This workflow gives you a tons of control over wear and tear and makes it really simple to create killer assets that look very heavy, but actually aren’t… It’s a great workflow for sci-fi assets. For me at least.


#9

Yes, ZBrush is an monster and it’s not in my toolbox. I do understand it’s a great pipeline from there to Substance and on to games.

Tried it some years back, but Zbrush is a bit too much UI hassle…for me anyway.


#10

I recommend to anyone who isn’t using ZBrush due to the UI, learn it anyway.


#11

We all aren’t the same in objectives, abilities, time availability etc. My focus now is learning EVERYTHING about c4d. I’m far more a motion graphics guy than a sculptor.

Don’t get me wrong…In an ideal world I agree with you. It looks super.


#12
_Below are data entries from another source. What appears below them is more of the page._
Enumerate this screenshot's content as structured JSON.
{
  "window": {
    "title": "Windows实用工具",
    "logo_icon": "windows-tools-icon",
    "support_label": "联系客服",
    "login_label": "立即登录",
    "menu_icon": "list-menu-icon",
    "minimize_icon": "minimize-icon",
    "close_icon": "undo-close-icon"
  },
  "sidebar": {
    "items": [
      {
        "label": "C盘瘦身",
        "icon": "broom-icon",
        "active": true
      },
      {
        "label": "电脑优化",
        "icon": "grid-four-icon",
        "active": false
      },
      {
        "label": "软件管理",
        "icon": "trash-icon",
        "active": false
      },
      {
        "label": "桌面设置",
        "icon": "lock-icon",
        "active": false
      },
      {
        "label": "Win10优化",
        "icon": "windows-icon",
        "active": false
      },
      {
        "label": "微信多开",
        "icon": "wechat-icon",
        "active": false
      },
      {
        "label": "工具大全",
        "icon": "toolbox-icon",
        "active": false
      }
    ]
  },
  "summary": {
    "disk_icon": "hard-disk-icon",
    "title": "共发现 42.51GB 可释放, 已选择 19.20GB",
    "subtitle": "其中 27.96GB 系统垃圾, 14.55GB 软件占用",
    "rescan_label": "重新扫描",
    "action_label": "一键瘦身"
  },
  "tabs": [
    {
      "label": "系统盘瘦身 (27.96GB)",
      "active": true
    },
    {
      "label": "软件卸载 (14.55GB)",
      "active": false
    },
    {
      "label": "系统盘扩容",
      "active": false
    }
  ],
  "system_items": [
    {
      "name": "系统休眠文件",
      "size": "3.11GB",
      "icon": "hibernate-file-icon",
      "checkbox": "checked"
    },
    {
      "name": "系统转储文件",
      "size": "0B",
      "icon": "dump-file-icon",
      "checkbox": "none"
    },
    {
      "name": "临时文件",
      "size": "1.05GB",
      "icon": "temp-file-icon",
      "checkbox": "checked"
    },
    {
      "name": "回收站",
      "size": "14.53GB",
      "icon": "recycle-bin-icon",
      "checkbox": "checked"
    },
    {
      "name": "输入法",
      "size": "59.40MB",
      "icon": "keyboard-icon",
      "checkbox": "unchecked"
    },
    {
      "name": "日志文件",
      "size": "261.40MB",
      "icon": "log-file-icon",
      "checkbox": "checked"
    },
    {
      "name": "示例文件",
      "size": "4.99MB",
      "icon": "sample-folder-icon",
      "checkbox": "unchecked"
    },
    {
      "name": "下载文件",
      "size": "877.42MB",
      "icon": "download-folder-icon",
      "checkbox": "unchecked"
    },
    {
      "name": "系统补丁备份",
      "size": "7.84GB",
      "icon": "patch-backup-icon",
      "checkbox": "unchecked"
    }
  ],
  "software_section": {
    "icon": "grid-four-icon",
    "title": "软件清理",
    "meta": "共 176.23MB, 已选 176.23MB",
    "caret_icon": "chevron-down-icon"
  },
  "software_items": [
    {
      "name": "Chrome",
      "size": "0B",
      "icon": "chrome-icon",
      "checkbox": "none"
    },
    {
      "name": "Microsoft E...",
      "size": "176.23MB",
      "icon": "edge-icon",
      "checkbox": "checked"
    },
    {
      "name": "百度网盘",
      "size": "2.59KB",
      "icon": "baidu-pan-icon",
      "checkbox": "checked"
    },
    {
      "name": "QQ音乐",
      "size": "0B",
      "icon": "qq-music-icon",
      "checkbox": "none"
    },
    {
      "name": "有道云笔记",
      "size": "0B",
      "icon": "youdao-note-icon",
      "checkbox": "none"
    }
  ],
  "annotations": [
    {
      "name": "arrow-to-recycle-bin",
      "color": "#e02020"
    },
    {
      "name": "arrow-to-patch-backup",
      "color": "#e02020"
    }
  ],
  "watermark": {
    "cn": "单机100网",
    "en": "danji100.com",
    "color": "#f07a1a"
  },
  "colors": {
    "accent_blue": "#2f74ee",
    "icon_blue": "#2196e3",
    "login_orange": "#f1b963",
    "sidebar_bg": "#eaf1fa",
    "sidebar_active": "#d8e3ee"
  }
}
Good info Ice.
I am surprised at how many people in the Daz user communities do not understand the advantage of using
normal maps for detail instead of hi poly/hi Sub’D geometry But then again 99.9 percent of them never render anmations.

I am using an animated .obj /MDD workflow in my current animated Fan film project.
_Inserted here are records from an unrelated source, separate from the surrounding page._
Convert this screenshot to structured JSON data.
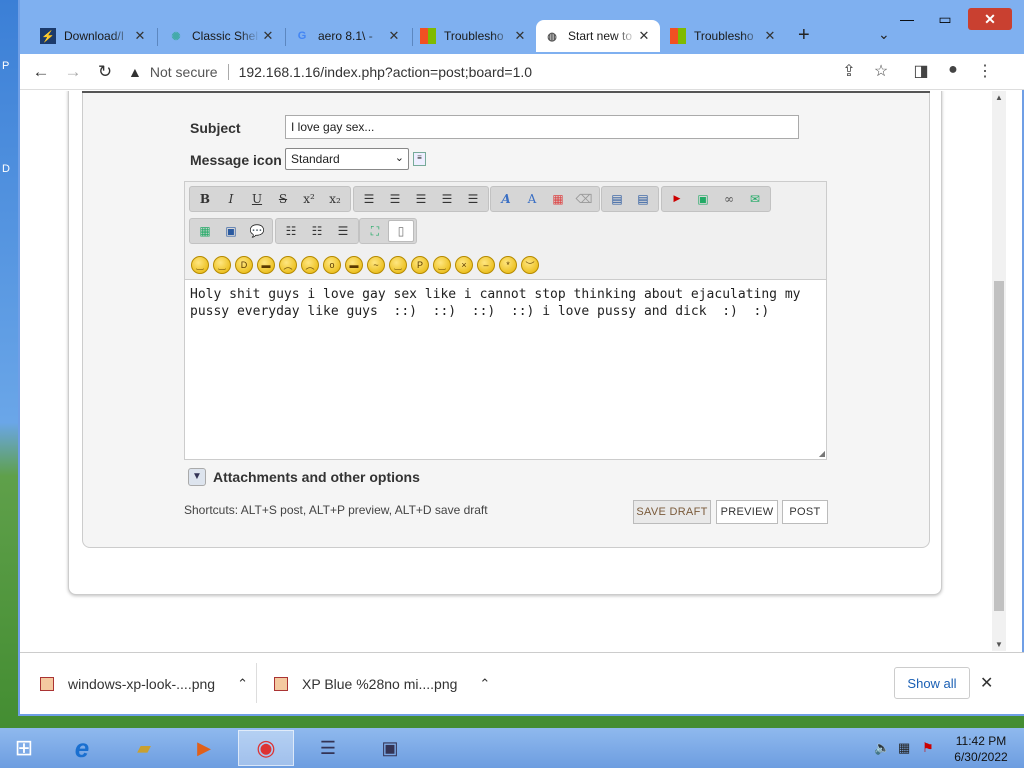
{
  "browser": {
    "tabs": [
      {
        "title": "Download/I",
        "icon": "download-site-icon",
        "active": false
      },
      {
        "title": "Classic Shel",
        "icon": "shell-icon",
        "active": false
      },
      {
        "title": "aero 8.1\\ - ",
        "icon": "google-icon",
        "active": false
      },
      {
        "title": "Troublesho",
        "icon": "microsoft-icon",
        "active": false
      },
      {
        "title": "Start new to",
        "icon": "globe-icon",
        "active": true
      },
      {
        "title": "Troublesho",
        "icon": "microsoft-icon",
        "active": false
      }
    ],
    "close_glyph": "✕",
    "new_tab_glyph": "+",
    "address": {
      "security": "Not secure",
      "url": "192.168.1.16/index.php?action=post;board=1.0"
    }
  },
  "form": {
    "subject_label": "Subject",
    "subject_value": "I love gay sex...",
    "icon_label": "Message icon",
    "icon_selected": "Standard",
    "message": "Holy shit guys i love gay sex like i cannot stop thinking about ejaculating my\npussy everyday like guys  ::)  ::)  ::)  ::) i love pussy and dick  :)  :)",
    "attachments_label": "Attachments and other options",
    "shortcuts": "Shortcuts: ALT+S post, ALT+P preview, ALT+D save draft",
    "buttons": {
      "save_draft": "SAVE DRAFT",
      "preview": "PREVIEW",
      "post": "POST"
    }
  },
  "editor_toolbar": {
    "bold": "B",
    "italic": "I",
    "underline": "U",
    "strike": "S",
    "sup": "x²",
    "sub": "x₂"
  },
  "downloads": {
    "items": [
      "windows-xp-look-....png",
      "XP Blue %28no mi....png"
    ],
    "show_all": "Show all"
  },
  "clock": {
    "time": "11:42 PM",
    "date": "6/30/2022"
  }
}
Normal maps have enabled me to use ,very nearly, game resolution Character meshes yet have fantastic facial “detail” in the final renders as seen with this Middle aged
Soldier character.
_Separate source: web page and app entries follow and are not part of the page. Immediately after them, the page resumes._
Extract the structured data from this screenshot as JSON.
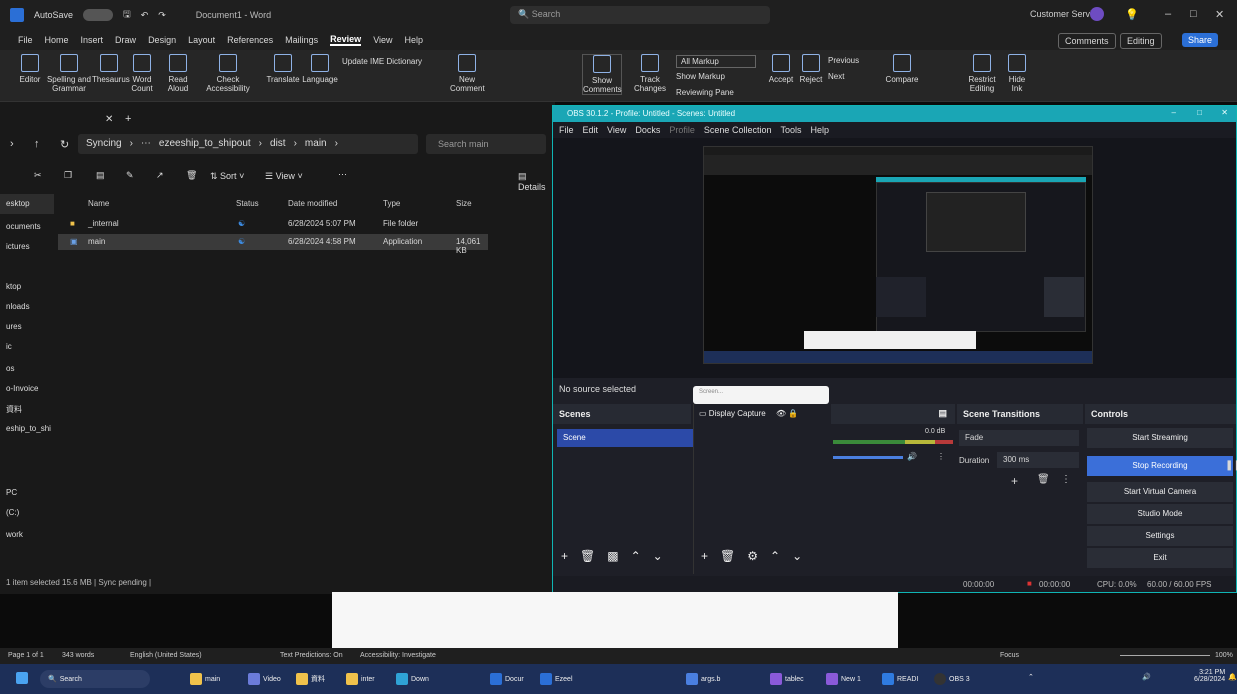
{
  "word": {
    "title": "Document1 - Word",
    "autosave": "AutoSave",
    "search_placeholder": "Search",
    "user": "Customer Service",
    "menu": [
      "File",
      "Home",
      "Insert",
      "Draw",
      "Design",
      "Layout",
      "References",
      "Mailings",
      "Review",
      "View",
      "Help"
    ],
    "active_menu": "Review",
    "comments_label": "Comments",
    "editing_label": "Editing",
    "share_label": "Share",
    "ribbon": {
      "editor": "Editor",
      "spelling": "Spelling and Grammar",
      "thesaurus": "Thesaurus",
      "word_count": "Word Count",
      "read_aloud": "Read Aloud",
      "check_accessibility": "Check Accessibility",
      "translate": "Translate",
      "language": "Language",
      "update_ime": "Update IME Dictionary",
      "new_comment": "New Comment",
      "show_comments": "Show Comments",
      "track_changes": "Track Changes",
      "all_markup": "All Markup",
      "show_markup": "Show Markup",
      "reviewing_pane": "Reviewing Pane",
      "accept": "Accept",
      "reject": "Reject",
      "previous": "Previous",
      "next": "Next",
      "compare": "Compare",
      "restrict_editing": "Restrict Editing",
      "hide_ink": "Hide Ink"
    },
    "status": {
      "page": "Page 1 of 1",
      "words": "343 words",
      "language": "English (United States)",
      "text_predictions": "Text Predictions: On",
      "accessibility": "Accessibility: Investigate",
      "focus": "Focus",
      "zoom": "100%"
    }
  },
  "explorer": {
    "breadcrumb": [
      "Syncing",
      "ezeeship_to_shipout",
      "dist",
      "main"
    ],
    "search_placeholder": "Search main",
    "toolbar": {
      "sort": "Sort",
      "view": "View",
      "details": "Details"
    },
    "columns": [
      "Name",
      "Status",
      "Date modified",
      "Type",
      "Size"
    ],
    "rows": [
      {
        "name": "_internal",
        "date": "6/28/2024 5:07 PM",
        "type": "File folder",
        "size": ""
      },
      {
        "name": "main",
        "date": "6/28/2024 4:58 PM",
        "type": "Application",
        "size": "14,061 KB"
      }
    ],
    "sidebar": [
      "esktop",
      "ocuments",
      "ictures",
      "ktop",
      "nloads",
      "ures",
      "ic",
      "os",
      "o-Invoice",
      "資料",
      "eship_to_shi",
      "PC",
      "(C:)",
      "work"
    ],
    "status": "1 item selected  15.6 MB  |  Sync pending  |"
  },
  "obs": {
    "title": "OBS 30.1.2 - Profile: Untitled - Scenes: Untitled",
    "menu": [
      "File",
      "Edit",
      "View",
      "Docks",
      "Profile",
      "Scene Collection",
      "Tools",
      "Help"
    ],
    "no_source": "No source selected",
    "search_placeholder": "Screen...",
    "scenes_header": "Scenes",
    "scene_item": "Scene",
    "source_item": "Display Capture",
    "audio_level": "0.0 dB",
    "transitions_header": "Scene Transitions",
    "transition": "Fade",
    "duration_label": "Duration",
    "duration_value": "300 ms",
    "controls_header": "Controls",
    "controls": [
      "Start Streaming",
      "Stop Recording",
      "Start Virtual Camera",
      "Studio Mode",
      "Settings",
      "Exit"
    ],
    "status": {
      "stream_time": "00:00:00",
      "rec_time": "00:00:00",
      "cpu": "CPU: 0.0%",
      "fps": "60.00 / 60.00 FPS"
    }
  },
  "taskbar": {
    "search": "Search",
    "items": [
      "main",
      "Video",
      "資料",
      "inter",
      "Down",
      "Docur",
      "Ezeel",
      "args.b",
      "tablec",
      "New 1",
      "READI",
      "OBS 3"
    ],
    "time": "3:21 PM",
    "date": "6/28/2024"
  }
}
And My MDD data files use much less HD space as they are only driving a base res mesh for the animation in C4D.

In CG it is never about what is actually happening,
only what Appears to be happening.


#13

That face is very detailed and realistic. Nice! I will say that all the other elements in the scene seem ultra smooth/clean/glossy in comparison. It creates a bit of a mismatch.

It would look aesthetically unified if the armor and background also had more gritty detail…and perhaps less saturation in the color.


#14

You can do this using the Bake Texture Tag in C4D. Just add the tag to your low poly model, then drag the high resolution model into the Normals source field.


#15

Yes Kent, and I seem to recall this being done in a tutorial recently.

I guess I like it in Substance as it becomes an easy step in the texturing process.


#16

No sure of any tutorials. But this feature was added for the first release of Sculpting, back in R14, since the sculpting system uses the same features. So being able to bake displacement and normals from a high res model to a low res one has been in C4D for a while.


#17

Yep kbar , thanks for tell me what i wanted to say, hehe.


#18

I really can’t sculpt that well. Zbrush is all hard surface for me. Mech parts. Sci fi scenes.
For that alone, it’s worth it’s weight in gold.


#19

If baking normal maps and other geometry maps is your only concern, then there is good old xnormal that did a perfect job in baking normals long before there was substance painter and it’s free :wink:

https://xnormal.net/


#20

Substance Painter not only bakes a normal map and AO map - which some other approaches can give you - it also generates curvature, position and thickness maps, which can be very useful for advanced material development.